[Given information — start]

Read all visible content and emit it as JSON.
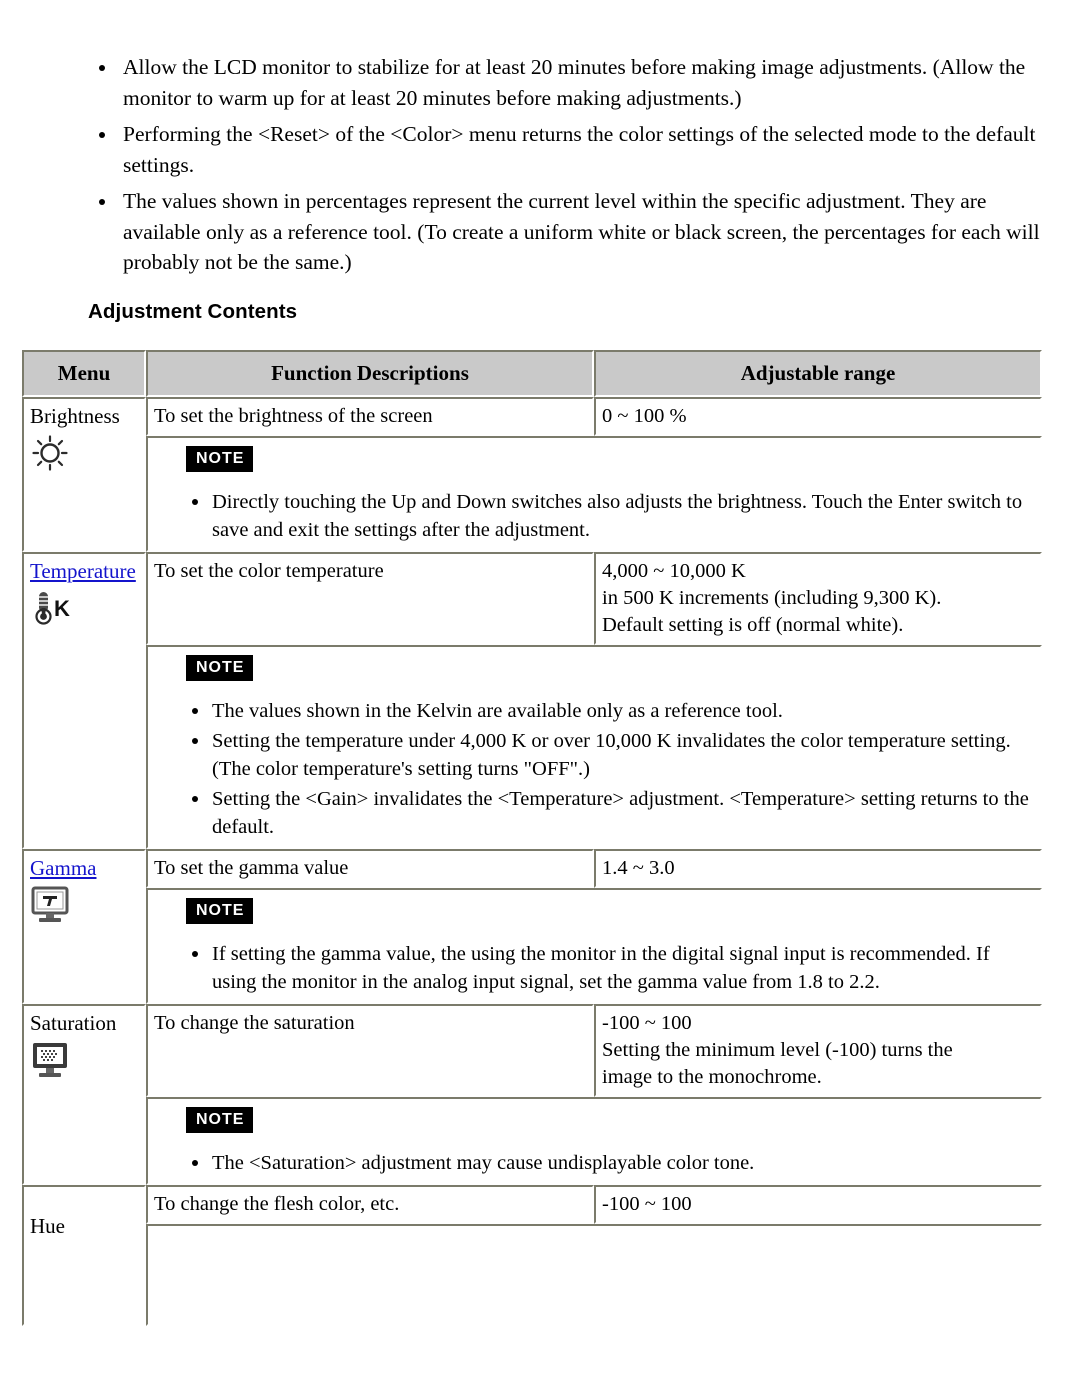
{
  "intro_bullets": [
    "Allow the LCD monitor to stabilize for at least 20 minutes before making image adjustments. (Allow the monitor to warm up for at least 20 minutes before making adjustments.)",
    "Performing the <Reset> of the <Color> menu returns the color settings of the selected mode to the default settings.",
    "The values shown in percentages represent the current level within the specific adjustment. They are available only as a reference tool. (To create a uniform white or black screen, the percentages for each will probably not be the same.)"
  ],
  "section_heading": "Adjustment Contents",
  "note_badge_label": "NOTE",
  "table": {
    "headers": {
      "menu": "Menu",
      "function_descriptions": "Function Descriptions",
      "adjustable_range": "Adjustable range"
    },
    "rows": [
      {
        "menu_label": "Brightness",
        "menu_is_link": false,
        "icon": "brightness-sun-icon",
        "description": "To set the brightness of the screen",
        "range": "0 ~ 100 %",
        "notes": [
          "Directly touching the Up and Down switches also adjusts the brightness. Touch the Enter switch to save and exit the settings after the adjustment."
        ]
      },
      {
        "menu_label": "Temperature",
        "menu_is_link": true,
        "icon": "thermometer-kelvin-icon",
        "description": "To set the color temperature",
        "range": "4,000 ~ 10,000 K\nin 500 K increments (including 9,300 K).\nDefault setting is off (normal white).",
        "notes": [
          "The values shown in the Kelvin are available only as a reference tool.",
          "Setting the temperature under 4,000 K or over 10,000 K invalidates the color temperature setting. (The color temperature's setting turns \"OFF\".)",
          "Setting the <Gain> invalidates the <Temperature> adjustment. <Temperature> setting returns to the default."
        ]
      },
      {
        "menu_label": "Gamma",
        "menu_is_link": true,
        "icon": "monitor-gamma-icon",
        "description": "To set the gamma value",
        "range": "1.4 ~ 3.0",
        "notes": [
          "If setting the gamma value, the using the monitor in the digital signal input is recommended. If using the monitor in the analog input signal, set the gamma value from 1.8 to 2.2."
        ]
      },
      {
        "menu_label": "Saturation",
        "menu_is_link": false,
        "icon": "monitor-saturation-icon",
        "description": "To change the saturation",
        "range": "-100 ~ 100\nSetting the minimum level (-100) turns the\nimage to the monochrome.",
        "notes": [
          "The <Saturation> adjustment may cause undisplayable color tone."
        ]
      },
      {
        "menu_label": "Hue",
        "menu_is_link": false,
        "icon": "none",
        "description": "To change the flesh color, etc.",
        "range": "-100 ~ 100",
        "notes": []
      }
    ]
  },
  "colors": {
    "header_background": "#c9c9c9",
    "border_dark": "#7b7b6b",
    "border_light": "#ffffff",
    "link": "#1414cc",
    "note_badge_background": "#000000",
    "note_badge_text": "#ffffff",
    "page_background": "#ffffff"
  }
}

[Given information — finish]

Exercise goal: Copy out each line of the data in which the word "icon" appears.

Solution to the problem:
        "icon": "brightness-sun-icon",
        "icon": "thermometer-kelvin-icon",
        "icon": "monitor-gamma-icon",
        "icon": "monitor-saturation-icon",
        "icon": "none",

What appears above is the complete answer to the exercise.